In 1924, Wilmington commissioned a study as the first step for a project to eventually construct a large reservoir outside of city limits to store water for augmenting the Brandywine’s supply. Wilmington Water Department engineers considered multiple natural landscape locations associated with the Brandywine, White Clay, Christina, Pike, Red Clay, and Mill Creeks where land might be purchased for a new reservoir. Northern New Castle County’s Piedmont stream valleys are rich in spring-fed tributaries feeding creeks. This combination results in ideal natural opportunities for the creation of water storage lakes and reservoirs.

Thursday, May 9, 2019

The History of the David Eastburn Farm
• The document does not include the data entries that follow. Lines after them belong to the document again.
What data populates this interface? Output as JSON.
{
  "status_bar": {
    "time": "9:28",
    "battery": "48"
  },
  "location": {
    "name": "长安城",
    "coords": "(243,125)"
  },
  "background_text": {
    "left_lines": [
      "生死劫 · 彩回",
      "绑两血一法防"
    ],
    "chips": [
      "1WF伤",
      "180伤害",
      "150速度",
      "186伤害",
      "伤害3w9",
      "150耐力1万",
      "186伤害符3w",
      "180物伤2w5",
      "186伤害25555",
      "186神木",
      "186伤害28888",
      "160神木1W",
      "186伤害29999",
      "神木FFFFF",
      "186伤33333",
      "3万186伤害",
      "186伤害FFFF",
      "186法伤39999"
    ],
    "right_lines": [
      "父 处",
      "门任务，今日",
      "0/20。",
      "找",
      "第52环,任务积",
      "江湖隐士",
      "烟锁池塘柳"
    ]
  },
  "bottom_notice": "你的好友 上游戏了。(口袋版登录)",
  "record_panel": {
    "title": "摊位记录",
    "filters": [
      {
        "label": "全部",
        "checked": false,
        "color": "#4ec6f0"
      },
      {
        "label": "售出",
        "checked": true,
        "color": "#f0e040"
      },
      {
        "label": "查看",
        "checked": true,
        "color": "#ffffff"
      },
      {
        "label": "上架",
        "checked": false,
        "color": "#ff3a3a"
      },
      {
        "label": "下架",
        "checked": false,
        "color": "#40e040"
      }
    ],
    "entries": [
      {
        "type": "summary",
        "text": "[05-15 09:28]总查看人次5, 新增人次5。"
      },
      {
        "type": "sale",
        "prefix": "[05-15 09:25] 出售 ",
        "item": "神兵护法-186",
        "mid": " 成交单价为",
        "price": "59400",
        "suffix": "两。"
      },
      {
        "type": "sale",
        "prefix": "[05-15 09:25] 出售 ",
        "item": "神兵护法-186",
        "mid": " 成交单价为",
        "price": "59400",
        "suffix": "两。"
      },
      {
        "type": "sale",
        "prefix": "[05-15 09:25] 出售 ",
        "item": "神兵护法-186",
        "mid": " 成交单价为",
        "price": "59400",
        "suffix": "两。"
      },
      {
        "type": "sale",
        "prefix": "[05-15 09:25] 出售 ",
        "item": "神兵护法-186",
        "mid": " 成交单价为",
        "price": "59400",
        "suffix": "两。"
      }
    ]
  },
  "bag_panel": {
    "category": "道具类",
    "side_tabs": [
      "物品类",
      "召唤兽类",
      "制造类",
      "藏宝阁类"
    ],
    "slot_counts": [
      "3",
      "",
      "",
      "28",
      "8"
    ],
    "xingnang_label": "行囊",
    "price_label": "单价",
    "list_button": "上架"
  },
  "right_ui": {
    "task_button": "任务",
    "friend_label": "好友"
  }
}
David Eastburn
When I first started writing this blog nearly a decade ago, I basically just went around and wrote about whatever seemed interesting to me in the moment. I had to think about and decide what my next topic would be. Nowadays, though, it's much more common to have the topics come to me, often stemming from contacts with readers. This particular subject, like the previous one (The Huston-Springer Houses), started with an email from the current owners of the home. In this case, it's the beautiful Italianate-style David Eastburn House on Corner Ketch Road between Paper Mill Road and Doe Run Road. I did a post about it back in 2011 wherein a gave a rough outline of the history of the property and David Eastburn himself, as best as I could determine at the time.

Well, as I stated in the Huston-Springer post, I have a lot more data at my disposal now. Prompted by the contact from the owner, I went back and was able to come up with a much more detailed history of the property, both before, during, and after David Eastburn's tenure there. So much detail, in fact, that I hardly know where to start. So let's start with David, almost certainly the builder of the house but not the first resident of the land. When I asked the current owner what he had heard of the house's history (always a crapshoot because you never know what kind of information has been kept and passed down with a property), he said he'd been told that it was originally owned by several siblings. I'm glad to say that in this case at least, the information seems to be correct.

In the original post, I make no mention of the property and only passingly state that the house was built in the 1850's, possibly around the time of David's wedding in 1857. The reality is so much more complicated than that, but I'll try to keep it as concise as I can. The first thing to understand is that the farm David Eastburn owned at his death in 1899 was acquired in four separate tracts, going from west to east. The four parcels (which I'll call Tracts 1-4) can be seen in the diagram below. My lines may not be accurate down to the foot, but they're pretty close. The house is denoted with a star and is located in Tract 1, the largest of the tracts and the first one acquired by the Eastburn family. And to circle back, it was acquired by the family.